“Lebanon’s General Security directorate must ensure that these men are not forcibly returned to Syria. Doing so could endanger their lives. Arbitrary detention, enforced disappearance and torture remain rife in Syria, and armed hostilities in some parts of the country have intensified significantly in recent months. No part of Syria is safe for returns, and these men must be protected,” said Lynn Maalouf, Deputy Director for the Middle East and North Africa at Amnesty International.
“Under international law, the prohibition of refoulement means that no one should be returned to a country where they are at real risk of serious human rights violations. Deporting these men would be a serious violation of Lebanon’s international obligations, including under the UN Torture Convention. Instead, Lebanese officials should release them or charge them with a recognizable offense.”
Lebanon began deporting Syrian refugees following a decision by the Higher Defence Council on 13 May 2019.
Amnesty International spoke to the brother of one of the men. He said his brother had received a call from the embassy on 26 August, telling him to come and collect the passport he had applied for on 19 August.
The man believes his brother was arrested after collecting the passport at the embassy, because he sent him a message saying he had the passport. He had entered Lebanon on 18 August with three other Syrians.
“My brother sent me a text message when he arrived to the Syrian embassy and sent another when he got his passport. After that, I didn’t hear back from him. My messages are not reaching him. I have no idea where he is. But I am assuming that he was in the embassy when he contacted me saying he picked up the passport,” he said.

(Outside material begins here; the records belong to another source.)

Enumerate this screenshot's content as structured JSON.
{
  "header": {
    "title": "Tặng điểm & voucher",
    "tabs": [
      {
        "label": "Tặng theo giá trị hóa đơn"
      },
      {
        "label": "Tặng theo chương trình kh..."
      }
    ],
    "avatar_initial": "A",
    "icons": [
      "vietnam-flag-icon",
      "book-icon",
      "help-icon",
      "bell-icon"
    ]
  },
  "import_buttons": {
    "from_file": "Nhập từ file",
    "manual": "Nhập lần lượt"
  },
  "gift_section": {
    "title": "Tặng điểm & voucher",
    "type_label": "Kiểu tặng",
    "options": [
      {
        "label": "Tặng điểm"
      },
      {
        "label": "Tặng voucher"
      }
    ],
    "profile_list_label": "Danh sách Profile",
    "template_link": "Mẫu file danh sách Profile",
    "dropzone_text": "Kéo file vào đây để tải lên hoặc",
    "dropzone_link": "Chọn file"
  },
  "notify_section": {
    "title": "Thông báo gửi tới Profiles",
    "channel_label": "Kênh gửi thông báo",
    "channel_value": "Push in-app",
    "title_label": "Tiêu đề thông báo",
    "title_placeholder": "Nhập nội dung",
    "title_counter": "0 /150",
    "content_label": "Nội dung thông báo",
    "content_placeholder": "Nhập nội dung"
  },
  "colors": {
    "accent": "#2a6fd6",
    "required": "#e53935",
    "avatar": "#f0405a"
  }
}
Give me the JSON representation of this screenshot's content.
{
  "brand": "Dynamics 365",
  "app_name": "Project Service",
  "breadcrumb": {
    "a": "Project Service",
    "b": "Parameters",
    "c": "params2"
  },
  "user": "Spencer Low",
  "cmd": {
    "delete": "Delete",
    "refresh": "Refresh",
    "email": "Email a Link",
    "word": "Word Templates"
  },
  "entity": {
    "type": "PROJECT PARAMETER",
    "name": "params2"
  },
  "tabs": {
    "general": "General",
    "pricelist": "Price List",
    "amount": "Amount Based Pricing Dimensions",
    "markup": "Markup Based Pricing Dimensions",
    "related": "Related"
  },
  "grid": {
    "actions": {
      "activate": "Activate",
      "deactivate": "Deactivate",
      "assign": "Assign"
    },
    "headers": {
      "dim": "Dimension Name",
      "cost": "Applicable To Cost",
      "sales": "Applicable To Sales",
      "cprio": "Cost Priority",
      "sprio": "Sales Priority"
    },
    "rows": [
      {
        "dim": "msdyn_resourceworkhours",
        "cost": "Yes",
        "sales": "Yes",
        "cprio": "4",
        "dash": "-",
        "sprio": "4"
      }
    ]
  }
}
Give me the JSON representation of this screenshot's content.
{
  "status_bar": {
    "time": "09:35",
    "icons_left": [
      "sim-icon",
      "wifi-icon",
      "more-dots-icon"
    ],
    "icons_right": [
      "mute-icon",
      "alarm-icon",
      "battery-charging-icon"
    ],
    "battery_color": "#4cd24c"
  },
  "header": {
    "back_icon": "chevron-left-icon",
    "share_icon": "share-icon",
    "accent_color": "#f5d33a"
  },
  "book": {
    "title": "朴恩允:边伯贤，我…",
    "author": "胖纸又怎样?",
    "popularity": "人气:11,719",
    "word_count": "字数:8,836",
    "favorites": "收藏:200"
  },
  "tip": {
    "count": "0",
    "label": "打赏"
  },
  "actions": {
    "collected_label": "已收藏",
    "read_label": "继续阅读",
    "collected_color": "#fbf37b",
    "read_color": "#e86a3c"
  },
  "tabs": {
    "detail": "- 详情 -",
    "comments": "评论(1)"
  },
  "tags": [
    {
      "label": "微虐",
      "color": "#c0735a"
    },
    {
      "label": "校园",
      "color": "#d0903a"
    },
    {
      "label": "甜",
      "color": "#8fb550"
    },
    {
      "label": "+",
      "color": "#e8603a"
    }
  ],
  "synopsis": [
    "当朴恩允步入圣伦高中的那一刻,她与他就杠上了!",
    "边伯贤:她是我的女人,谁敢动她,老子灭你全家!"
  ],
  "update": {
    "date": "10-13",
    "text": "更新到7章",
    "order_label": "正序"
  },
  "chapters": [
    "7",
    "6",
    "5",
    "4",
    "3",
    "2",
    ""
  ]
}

Under international law, the prohibition of refoulement means that no one should be returned to a country where they are at real risk of serious human rights violations.Lynn Maalouf, Deputy Director for the Middle East and North Africa at Amnesty International
Five of the six men are believed to be from Daraa governorate in southern Syria, where violent clashes between Syrian government forces and armed groups have intensified in recent months. Hundreds have been killed or injured and tens of thousands of civilians have fled the area. Government forces have also placed a deadly siege on Daraa al-Balad.
Given the recent intensification of hostilities in Daraa al-Balad, Amnesty International is calling on the Lebanese and Jordanian authorities to allow people fleeing conflict in Syria legal entry and safe refuge.
“The plight of these men should serve as a reminder of the growing risks faced by Syrian refugees in neighbouring host countries as well as the woefully insufficient numbers of international resettlement places available for refugees who have fled conflict and crisis in their home countries. We urge states worldwide, including EU member states, to do their fair share to protect refugees by boosting the number of resettlement places on offer,” said Lynn Maalouf.